#### WHAT TO PRODUCE:
The expected output is a copy of every line in the records with the string "чтения".

#### DATA RECORDS:

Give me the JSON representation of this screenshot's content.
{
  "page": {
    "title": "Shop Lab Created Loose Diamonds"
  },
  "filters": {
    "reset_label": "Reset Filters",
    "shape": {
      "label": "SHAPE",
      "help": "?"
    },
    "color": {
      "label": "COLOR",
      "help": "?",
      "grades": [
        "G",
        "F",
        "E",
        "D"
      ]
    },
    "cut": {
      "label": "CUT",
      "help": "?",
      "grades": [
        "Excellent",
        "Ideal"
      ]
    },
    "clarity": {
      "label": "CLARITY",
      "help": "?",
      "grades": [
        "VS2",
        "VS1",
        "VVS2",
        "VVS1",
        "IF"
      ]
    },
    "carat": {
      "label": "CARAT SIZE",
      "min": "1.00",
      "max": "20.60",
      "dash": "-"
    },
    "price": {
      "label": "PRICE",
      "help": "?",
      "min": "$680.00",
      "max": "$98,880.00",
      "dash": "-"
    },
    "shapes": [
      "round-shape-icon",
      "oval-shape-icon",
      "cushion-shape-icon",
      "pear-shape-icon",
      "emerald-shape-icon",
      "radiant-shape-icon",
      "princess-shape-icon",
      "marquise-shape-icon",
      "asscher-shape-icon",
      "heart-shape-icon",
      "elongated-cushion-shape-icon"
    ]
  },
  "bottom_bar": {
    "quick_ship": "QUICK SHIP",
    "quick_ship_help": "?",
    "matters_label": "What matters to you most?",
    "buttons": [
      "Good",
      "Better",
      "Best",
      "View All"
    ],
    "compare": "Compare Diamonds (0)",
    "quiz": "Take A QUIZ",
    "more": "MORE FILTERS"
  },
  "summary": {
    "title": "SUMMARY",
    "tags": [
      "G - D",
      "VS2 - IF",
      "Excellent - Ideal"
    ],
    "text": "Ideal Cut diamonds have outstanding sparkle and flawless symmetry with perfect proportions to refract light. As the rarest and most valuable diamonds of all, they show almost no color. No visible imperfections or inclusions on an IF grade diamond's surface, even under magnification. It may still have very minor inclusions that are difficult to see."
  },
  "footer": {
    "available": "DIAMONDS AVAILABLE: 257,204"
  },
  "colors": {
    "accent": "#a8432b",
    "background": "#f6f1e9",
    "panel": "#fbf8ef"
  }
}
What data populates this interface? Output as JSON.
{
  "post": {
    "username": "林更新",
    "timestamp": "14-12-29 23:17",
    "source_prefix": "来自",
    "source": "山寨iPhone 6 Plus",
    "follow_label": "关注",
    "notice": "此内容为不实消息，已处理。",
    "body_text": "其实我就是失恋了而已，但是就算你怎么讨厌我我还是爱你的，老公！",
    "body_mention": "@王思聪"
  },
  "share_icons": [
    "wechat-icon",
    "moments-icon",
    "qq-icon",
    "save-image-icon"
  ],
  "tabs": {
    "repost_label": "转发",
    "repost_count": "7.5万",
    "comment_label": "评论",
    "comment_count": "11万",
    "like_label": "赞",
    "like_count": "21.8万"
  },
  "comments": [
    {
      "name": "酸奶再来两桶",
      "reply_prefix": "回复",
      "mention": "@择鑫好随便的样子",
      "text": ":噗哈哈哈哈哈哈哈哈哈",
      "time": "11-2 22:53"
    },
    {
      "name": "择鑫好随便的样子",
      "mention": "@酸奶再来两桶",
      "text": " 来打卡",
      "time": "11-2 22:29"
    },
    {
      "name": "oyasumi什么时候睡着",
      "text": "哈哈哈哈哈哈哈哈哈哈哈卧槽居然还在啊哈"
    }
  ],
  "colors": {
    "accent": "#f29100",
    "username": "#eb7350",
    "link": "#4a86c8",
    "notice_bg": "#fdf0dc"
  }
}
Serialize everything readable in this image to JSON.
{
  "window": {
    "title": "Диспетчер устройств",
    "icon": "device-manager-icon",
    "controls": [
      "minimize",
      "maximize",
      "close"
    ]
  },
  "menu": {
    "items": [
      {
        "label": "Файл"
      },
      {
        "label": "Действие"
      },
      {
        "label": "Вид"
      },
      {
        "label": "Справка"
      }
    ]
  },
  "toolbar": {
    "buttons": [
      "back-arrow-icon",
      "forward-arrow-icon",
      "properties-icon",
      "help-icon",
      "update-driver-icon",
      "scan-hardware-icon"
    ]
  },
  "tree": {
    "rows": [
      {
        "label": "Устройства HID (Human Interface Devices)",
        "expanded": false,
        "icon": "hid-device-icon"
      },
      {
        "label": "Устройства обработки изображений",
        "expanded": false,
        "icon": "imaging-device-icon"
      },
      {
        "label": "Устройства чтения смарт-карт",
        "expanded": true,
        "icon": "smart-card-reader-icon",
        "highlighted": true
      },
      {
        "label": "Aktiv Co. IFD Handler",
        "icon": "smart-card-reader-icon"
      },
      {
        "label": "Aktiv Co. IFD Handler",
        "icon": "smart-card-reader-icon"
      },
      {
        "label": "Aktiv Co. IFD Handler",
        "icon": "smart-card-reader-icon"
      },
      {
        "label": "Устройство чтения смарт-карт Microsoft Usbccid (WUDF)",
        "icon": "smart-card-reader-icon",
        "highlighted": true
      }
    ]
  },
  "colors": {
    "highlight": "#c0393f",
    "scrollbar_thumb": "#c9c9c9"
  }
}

#### THE COMPLETED TASK:
        "label": "Устройства чтения смарт-карт",
        "label": "Устройство чтения смарт-карт Microsoft Usbccid (WUDF)",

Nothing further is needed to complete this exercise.